(Element data from apps and pages)
Start of Block

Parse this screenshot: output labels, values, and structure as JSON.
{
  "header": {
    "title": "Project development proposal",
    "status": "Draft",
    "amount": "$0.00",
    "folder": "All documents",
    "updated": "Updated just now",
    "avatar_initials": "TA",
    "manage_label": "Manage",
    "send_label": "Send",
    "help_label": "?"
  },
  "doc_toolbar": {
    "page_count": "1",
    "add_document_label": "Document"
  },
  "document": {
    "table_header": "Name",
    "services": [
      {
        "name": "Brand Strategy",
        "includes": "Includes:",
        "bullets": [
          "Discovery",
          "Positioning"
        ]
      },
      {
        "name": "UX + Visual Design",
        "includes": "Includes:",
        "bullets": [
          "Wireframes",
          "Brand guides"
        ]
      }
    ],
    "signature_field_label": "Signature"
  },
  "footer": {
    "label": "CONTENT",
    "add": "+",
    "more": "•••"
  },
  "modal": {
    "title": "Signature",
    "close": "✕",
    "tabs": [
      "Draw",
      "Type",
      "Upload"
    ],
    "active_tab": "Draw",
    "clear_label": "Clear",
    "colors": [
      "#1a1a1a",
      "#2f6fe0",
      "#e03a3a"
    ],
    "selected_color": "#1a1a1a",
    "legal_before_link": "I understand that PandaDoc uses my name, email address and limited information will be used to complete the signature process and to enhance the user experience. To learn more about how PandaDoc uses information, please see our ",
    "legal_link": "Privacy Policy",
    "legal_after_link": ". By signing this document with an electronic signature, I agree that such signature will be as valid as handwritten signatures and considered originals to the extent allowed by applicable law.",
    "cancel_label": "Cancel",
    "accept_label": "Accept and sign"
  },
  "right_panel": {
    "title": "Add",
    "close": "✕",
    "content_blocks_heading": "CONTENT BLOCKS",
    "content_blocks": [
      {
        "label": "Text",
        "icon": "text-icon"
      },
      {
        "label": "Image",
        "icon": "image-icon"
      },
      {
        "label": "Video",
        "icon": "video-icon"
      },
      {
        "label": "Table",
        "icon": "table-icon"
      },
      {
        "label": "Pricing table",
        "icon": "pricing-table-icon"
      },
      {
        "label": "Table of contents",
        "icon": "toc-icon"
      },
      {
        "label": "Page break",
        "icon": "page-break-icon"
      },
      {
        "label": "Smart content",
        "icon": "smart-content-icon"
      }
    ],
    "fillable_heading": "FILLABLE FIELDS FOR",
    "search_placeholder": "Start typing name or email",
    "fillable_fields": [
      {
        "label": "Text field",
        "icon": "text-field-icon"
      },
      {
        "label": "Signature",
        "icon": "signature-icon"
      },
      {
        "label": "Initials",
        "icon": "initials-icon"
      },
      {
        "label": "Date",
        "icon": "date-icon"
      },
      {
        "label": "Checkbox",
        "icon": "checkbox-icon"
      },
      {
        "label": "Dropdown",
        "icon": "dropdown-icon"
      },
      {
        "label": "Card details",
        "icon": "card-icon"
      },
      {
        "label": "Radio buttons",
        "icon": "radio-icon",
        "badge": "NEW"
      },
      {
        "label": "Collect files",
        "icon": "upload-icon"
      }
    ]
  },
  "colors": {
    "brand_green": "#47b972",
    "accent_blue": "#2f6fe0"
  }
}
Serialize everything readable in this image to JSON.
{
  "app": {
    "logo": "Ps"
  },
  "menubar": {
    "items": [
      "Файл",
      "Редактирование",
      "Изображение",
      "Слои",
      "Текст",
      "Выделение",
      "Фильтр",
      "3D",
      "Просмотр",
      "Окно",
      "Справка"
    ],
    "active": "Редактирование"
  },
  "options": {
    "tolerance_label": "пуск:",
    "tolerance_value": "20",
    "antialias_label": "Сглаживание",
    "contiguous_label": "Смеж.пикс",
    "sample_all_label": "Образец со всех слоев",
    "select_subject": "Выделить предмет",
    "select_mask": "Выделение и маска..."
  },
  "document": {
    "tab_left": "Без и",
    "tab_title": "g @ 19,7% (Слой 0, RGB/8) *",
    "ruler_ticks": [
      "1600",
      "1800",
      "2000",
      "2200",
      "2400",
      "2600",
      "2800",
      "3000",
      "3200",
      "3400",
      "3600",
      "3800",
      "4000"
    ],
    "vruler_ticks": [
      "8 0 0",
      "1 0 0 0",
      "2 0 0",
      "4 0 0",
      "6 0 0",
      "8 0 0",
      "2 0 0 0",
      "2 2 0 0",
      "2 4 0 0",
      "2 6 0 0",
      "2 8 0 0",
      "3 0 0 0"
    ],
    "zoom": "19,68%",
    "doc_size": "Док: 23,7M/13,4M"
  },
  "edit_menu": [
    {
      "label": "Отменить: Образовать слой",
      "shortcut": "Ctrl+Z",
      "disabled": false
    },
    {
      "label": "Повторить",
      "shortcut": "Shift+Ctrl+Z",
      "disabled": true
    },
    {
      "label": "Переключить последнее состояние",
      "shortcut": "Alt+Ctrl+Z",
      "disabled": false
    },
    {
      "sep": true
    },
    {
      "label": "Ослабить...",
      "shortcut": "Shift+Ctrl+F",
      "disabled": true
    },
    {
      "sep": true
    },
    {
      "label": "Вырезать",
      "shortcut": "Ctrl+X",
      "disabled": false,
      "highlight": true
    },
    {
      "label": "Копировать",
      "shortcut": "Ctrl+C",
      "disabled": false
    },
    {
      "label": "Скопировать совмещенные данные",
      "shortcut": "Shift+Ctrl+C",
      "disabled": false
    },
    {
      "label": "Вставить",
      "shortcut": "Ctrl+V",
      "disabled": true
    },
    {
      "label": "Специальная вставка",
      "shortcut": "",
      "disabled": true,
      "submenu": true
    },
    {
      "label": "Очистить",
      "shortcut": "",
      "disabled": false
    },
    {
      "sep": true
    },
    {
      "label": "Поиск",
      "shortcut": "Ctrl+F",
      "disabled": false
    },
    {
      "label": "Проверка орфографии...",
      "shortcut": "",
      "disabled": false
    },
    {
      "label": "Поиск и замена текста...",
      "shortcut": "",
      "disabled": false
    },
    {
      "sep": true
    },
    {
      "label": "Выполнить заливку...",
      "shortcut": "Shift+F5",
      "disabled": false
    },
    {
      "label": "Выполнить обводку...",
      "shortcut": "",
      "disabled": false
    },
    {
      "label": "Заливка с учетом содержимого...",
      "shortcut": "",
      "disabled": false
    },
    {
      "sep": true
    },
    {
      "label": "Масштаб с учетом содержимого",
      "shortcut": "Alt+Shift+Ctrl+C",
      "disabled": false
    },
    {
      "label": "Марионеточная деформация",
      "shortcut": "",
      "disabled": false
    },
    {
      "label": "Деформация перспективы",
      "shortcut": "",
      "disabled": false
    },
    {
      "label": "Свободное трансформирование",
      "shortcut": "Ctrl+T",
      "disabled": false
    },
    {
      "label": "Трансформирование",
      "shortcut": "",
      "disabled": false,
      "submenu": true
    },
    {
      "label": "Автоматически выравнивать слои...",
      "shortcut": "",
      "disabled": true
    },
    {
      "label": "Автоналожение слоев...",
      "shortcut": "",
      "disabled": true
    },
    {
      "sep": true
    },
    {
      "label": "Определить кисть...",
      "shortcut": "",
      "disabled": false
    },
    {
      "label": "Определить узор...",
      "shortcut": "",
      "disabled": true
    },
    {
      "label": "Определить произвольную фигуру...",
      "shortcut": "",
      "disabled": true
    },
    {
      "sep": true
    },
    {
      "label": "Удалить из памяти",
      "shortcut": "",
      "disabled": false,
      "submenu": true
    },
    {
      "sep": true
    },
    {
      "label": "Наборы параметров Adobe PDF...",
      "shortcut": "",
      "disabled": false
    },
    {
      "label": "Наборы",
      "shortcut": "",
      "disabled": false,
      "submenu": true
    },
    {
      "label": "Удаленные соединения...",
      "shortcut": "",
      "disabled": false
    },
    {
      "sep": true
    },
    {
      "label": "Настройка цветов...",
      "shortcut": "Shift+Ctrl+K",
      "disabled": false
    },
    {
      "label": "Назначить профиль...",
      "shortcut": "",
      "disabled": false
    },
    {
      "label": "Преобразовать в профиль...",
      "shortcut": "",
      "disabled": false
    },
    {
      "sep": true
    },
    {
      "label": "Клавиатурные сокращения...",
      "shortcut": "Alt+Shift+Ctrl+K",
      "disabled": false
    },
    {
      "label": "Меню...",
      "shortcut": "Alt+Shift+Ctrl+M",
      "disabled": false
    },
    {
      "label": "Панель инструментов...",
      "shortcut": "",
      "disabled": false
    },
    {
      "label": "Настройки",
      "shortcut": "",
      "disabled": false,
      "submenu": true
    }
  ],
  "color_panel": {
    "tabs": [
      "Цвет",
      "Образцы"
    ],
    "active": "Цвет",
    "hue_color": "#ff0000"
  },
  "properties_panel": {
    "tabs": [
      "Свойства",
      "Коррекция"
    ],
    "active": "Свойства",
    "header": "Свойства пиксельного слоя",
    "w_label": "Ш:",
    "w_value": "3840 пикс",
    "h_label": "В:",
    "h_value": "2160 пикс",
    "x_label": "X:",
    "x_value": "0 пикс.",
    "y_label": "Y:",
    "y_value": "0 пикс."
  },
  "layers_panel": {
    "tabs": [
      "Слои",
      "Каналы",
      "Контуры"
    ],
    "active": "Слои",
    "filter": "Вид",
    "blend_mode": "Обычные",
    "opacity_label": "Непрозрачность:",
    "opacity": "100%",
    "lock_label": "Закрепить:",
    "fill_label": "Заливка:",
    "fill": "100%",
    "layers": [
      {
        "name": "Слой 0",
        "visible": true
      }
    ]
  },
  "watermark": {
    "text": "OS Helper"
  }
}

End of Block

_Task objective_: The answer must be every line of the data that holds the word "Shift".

_Answer box_:
      "shortcut": "Shift+Ctrl+Z",
      "shortcut": "Shift+Ctrl+F",
      "shortcut": "Shift+Ctrl+C",
      "shortcut": "Shift+F5",
      "shortcut": "Alt+Shift+Ctrl+C",
      "shortcut": "Shift+Ctrl+K",
      "shortcut": "Alt+Shift+Ctrl+K",
      "shortcut": "Alt+Shift+Ctrl+M",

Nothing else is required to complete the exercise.